TO DO: Copy each line containing the word "likes" from the records that follow, please.

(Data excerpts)
◆ ◆ ◆ ◆

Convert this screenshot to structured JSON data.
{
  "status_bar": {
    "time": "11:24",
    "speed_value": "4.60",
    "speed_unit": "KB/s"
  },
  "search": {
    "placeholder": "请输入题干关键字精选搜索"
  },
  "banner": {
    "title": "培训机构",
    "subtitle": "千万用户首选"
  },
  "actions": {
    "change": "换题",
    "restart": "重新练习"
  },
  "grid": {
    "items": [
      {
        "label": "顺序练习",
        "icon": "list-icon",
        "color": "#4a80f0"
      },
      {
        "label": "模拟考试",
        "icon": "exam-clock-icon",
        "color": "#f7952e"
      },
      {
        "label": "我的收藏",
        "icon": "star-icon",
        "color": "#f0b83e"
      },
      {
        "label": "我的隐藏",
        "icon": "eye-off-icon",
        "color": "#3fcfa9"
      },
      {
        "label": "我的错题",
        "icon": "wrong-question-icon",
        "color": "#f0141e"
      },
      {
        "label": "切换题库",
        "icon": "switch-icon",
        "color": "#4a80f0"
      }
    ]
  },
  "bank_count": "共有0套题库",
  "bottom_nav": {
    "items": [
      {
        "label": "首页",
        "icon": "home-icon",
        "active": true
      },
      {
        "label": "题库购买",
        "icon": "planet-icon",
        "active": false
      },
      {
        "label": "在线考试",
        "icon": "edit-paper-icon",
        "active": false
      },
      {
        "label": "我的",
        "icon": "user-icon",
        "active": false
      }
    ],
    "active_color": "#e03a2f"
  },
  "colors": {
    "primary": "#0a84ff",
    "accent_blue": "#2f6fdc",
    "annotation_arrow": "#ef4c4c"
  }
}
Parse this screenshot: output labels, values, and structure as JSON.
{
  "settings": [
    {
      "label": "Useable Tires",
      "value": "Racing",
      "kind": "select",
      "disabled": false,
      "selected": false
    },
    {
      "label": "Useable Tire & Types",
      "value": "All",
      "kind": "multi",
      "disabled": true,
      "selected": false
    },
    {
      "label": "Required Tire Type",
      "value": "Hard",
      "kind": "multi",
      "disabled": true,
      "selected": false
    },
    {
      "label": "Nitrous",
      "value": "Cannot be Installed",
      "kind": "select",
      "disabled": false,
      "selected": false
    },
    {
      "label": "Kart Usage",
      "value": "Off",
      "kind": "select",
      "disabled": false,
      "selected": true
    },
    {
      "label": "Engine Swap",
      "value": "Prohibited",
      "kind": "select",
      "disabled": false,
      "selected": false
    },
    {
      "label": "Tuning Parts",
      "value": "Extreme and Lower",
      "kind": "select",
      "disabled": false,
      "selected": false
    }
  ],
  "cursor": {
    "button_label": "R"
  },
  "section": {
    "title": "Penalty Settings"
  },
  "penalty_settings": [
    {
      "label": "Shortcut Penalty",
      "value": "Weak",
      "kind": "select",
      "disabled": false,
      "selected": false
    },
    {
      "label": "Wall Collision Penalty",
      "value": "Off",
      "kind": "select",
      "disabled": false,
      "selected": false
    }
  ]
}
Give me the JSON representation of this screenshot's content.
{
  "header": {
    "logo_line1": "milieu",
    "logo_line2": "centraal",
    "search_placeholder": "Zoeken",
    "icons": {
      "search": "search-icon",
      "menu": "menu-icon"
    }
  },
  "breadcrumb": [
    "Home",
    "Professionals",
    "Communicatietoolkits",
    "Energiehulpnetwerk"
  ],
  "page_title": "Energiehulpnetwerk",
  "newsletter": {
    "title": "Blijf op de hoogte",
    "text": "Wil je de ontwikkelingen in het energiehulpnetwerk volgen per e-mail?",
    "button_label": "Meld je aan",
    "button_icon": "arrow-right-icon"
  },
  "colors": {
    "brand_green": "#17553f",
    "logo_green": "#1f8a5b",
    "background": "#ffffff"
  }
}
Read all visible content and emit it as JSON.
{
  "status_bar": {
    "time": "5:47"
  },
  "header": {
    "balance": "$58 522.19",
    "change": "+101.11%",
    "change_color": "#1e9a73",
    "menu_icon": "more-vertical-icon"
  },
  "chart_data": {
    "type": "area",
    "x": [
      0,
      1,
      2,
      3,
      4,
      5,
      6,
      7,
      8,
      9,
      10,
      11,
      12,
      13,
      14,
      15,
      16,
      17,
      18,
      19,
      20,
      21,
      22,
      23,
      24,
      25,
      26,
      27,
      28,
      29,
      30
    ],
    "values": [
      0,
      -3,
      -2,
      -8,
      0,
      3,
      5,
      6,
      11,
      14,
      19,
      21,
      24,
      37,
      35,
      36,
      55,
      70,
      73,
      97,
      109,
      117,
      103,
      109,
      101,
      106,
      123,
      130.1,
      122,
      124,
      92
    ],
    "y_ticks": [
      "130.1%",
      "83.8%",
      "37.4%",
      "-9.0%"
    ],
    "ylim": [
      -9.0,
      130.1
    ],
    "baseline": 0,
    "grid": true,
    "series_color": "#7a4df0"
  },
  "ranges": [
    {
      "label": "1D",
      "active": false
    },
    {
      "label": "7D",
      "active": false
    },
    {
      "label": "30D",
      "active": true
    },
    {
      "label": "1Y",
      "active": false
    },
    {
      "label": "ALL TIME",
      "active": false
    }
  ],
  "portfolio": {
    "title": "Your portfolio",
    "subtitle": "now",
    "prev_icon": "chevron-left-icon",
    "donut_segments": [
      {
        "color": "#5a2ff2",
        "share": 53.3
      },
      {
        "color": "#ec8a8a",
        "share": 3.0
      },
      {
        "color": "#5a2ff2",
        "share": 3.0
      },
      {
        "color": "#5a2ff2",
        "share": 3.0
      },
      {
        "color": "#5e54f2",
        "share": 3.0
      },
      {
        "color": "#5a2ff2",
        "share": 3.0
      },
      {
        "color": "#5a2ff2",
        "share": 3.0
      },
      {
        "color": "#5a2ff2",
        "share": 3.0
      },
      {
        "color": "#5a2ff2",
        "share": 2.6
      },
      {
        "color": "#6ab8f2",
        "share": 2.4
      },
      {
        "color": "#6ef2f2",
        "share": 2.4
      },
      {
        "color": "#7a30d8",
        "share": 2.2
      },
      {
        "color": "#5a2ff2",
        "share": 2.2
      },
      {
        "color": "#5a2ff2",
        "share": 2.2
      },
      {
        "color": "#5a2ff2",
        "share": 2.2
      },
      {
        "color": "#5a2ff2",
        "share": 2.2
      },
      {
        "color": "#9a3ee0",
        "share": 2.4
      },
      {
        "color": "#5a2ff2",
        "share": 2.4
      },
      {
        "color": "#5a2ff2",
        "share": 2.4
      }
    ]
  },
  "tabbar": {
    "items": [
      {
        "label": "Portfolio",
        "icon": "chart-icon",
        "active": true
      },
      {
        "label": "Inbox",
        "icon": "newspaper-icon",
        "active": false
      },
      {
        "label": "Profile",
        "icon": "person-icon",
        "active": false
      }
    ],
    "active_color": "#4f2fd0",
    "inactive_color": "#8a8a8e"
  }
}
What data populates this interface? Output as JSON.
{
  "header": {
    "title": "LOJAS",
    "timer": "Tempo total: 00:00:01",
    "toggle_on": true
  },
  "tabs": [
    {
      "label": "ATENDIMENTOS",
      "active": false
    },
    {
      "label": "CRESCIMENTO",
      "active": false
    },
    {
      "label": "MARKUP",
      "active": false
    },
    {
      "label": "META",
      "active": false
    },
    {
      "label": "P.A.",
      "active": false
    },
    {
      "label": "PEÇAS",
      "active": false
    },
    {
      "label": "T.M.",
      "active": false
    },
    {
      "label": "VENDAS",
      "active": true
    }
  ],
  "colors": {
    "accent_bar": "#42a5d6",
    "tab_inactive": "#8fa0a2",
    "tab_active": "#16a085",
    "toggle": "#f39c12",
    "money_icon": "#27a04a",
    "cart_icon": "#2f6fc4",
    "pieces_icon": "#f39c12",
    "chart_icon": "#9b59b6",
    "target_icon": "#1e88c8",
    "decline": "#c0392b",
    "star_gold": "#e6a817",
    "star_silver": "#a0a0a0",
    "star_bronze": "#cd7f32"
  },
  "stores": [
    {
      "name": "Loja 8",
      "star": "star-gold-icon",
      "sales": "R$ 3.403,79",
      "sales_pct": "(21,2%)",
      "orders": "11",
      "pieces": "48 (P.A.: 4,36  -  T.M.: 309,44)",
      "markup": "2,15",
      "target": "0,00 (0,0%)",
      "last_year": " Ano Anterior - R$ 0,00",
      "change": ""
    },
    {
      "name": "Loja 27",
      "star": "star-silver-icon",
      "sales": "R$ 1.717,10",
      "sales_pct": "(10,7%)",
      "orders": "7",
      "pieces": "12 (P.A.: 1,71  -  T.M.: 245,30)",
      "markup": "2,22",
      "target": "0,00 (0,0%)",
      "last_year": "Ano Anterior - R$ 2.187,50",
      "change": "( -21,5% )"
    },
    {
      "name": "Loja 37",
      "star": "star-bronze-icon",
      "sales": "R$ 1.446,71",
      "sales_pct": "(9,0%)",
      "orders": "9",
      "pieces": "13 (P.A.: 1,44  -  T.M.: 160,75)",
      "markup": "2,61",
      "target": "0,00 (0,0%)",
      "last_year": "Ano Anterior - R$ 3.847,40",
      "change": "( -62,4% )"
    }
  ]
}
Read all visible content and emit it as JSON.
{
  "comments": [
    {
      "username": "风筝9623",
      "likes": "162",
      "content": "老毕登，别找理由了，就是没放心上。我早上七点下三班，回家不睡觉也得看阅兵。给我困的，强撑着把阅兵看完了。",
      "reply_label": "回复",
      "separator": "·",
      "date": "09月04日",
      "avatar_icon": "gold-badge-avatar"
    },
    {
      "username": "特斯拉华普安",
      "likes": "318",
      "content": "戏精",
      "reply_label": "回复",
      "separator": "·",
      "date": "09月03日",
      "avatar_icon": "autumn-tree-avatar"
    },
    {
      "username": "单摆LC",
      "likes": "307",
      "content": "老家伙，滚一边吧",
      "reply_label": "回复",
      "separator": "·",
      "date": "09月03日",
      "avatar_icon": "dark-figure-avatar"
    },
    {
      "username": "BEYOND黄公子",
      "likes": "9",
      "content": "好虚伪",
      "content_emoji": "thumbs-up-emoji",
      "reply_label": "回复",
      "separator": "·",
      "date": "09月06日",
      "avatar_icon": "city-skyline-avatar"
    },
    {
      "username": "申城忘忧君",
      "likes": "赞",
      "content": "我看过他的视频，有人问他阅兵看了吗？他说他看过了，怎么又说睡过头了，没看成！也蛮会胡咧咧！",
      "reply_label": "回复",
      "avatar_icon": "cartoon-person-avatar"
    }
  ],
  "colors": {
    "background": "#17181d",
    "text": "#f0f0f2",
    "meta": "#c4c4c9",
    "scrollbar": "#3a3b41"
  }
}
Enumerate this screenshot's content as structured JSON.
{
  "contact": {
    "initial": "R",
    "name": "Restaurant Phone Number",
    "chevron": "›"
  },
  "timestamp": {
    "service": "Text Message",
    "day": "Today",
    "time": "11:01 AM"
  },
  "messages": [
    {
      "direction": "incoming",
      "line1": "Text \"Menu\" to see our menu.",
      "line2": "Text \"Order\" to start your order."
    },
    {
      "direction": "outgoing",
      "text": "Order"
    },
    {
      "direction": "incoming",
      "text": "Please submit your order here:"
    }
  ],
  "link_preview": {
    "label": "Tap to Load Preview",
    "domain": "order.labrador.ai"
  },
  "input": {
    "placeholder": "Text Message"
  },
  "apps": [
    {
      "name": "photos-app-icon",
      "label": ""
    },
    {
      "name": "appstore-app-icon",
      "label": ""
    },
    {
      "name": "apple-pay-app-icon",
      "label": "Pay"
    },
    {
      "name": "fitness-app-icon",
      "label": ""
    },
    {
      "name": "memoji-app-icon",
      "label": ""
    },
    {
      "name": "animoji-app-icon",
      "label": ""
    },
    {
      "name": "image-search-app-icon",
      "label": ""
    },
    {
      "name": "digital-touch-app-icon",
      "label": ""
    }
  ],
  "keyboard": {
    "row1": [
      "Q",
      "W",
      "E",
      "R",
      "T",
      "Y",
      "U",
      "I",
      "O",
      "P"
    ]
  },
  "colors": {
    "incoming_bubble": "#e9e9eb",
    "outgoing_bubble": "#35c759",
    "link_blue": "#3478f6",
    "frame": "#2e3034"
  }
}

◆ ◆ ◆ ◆

ANSWER TO THE PROBLEM:
      "likes": "162",
      "likes": "318",
      "likes": "307",
      "likes": "9",
      "likes": "赞",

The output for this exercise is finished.